In addition, the Robotarium is heavily involved in projects studying interactions between humans and robots, covering everything from voice recognition to ethics.
Along with operating in different languages, another important project concerns how robots respond to more nuanced social cues from humans such as tone of voice, facial expressions and gestures. As these can vary in cultures around the world, this represents further opportunities for a domestic workforce that will likely have a far better understanding of local customs than global manufacturers.
A supportive network for robotics development
Scotland has many strengths in the digital skills and expertise required for robotics and AI. Most Scottish universities are running robotics courses, and nine colleges around Scotland have robotic workshops where businesses can learn more.
As with any new type of technology, the legislation can take some time to catch up. One of the advantages of being based in Scotland for robotics is the ability to contribute to policy development, which can move faster into law than in other parts of the world.
“It is the academic network, it is the further education network,” adds Miller. “It is the network of centres like the National Robotarium. Then there is the support, agility and speed of government decision-making.”
There are many challenges ahead for the future workforce and the role of robotics.

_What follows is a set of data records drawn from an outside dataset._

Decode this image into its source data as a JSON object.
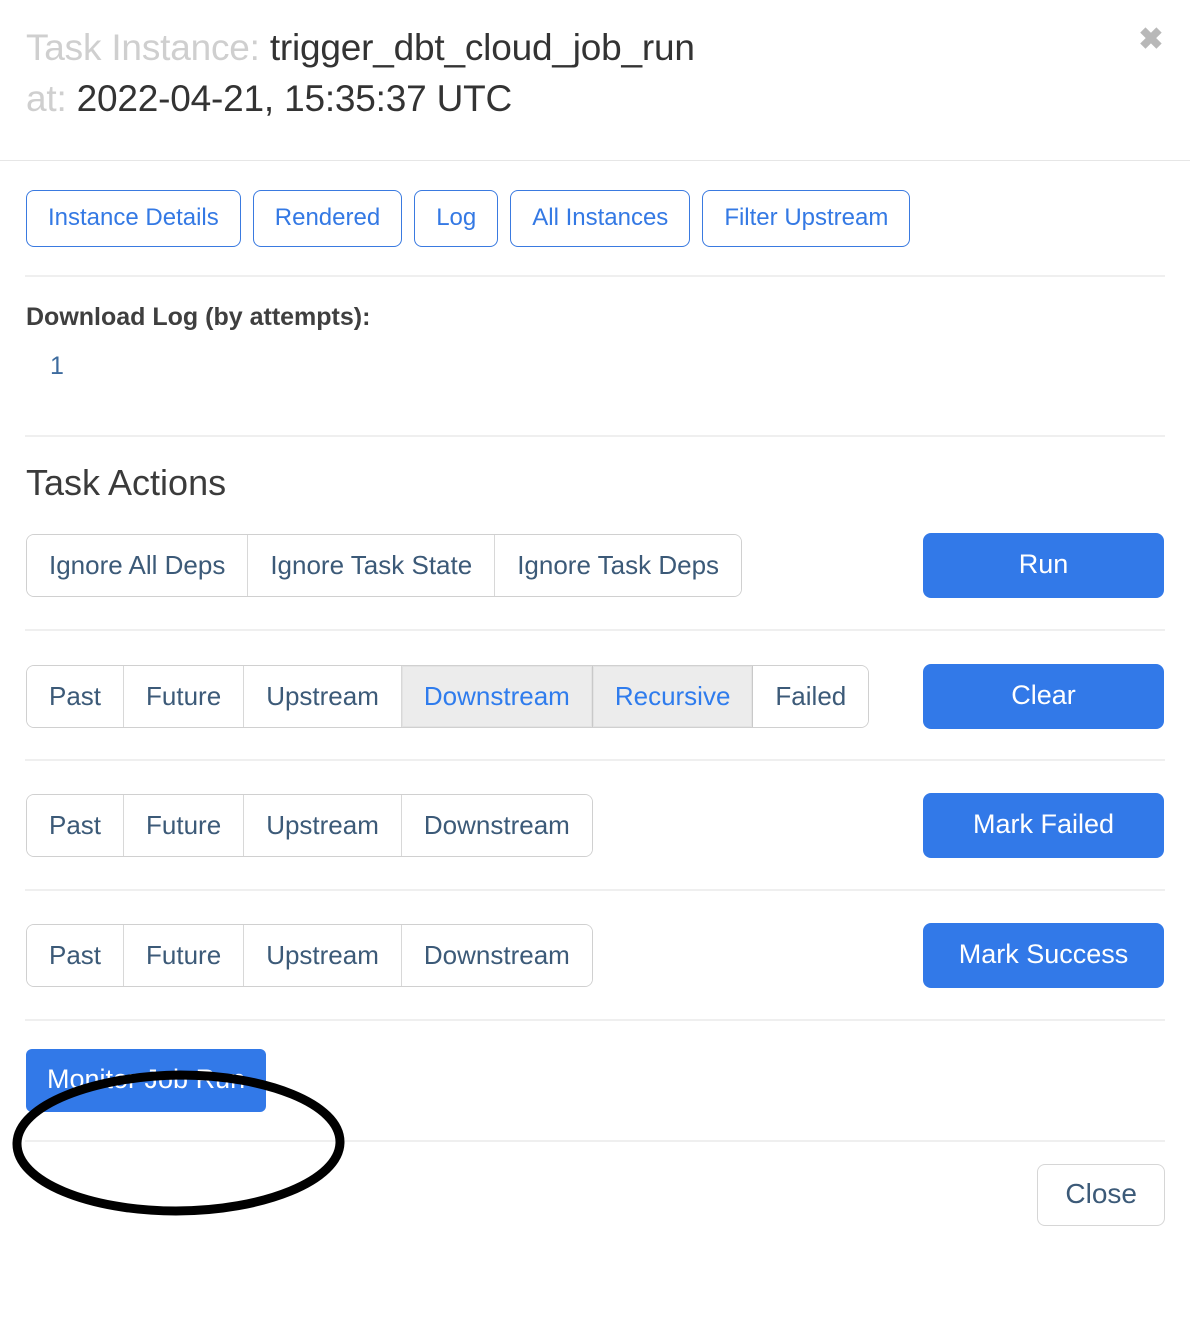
{
  "header": {
    "label_task_instance": "Task Instance:",
    "task_id": "trigger_dbt_cloud_job_run",
    "label_at": "at:",
    "execution_date": "2022-04-21, 15:35:37 UTC",
    "close_icon": "close-x-icon",
    "close_glyph": "✖"
  },
  "nav_links": [
    {
      "label": "Instance Details"
    },
    {
      "label": "Rendered"
    },
    {
      "label": "Log"
    },
    {
      "label": "All Instances"
    },
    {
      "label": "Filter Upstream"
    }
  ],
  "download_log": {
    "label": "Download Log (by attempts):",
    "attempts": [
      "1"
    ]
  },
  "task_actions": {
    "heading": "Task Actions",
    "rows": [
      {
        "name": "run",
        "toggles": [
          {
            "label": "Ignore All Deps",
            "active": false
          },
          {
            "label": "Ignore Task State",
            "active": false
          },
          {
            "label": "Ignore Task Deps",
            "active": false
          }
        ],
        "action_label": "Run"
      },
      {
        "name": "clear",
        "toggles": [
          {
            "label": "Past",
            "active": false
          },
          {
            "label": "Future",
            "active": false
          },
          {
            "label": "Upstream",
            "active": false
          },
          {
            "label": "Downstream",
            "active": true
          },
          {
            "label": "Recursive",
            "active": true
          },
          {
            "label": "Failed",
            "active": false
          }
        ],
        "action_label": "Clear"
      },
      {
        "name": "mark-failed",
        "toggles": [
          {
            "label": "Past",
            "active": false
          },
          {
            "label": "Future",
            "active": false
          },
          {
            "label": "Upstream",
            "active": false
          },
          {
            "label": "Downstream",
            "active": false
          }
        ],
        "action_label": "Mark Failed"
      },
      {
        "name": "mark-success",
        "toggles": [
          {
            "label": "Past",
            "active": false
          },
          {
            "label": "Future",
            "active": false
          },
          {
            "label": "Upstream",
            "active": false
          },
          {
            "label": "Downstream",
            "active": false
          }
        ],
        "action_label": "Mark Success"
      }
    ],
    "monitor_label": "Monitor Job Run"
  },
  "footer": {
    "close_label": "Close"
  },
  "annotation": {
    "shape": "ellipse-highlight",
    "target": "Monitor Job Run",
    "color": "#000000"
  },
  "colors": {
    "primary_blue": "#3279e8",
    "link_blue": "#3479e4",
    "toggle_text": "#3c5a78",
    "active_toggle_bg": "#ececec",
    "active_toggle_text": "#2f7ced",
    "muted_title": "#cfcfcf",
    "divider": "#eeeeee",
    "annotation": "#000000"
  }
}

The range of initiatives and expertise available in Scotland are placing the country in a strong position to become a leading international hub for robotics, backed up by a skilled workforce.
“The Scottish have that heritage of engineering and technology – and also, not being reticent to get your hands dirty and get on with it,” adds Miller. “These are things that stand us really well for the future.”
To learn more about what Scotland can offer tech firms, download the document below.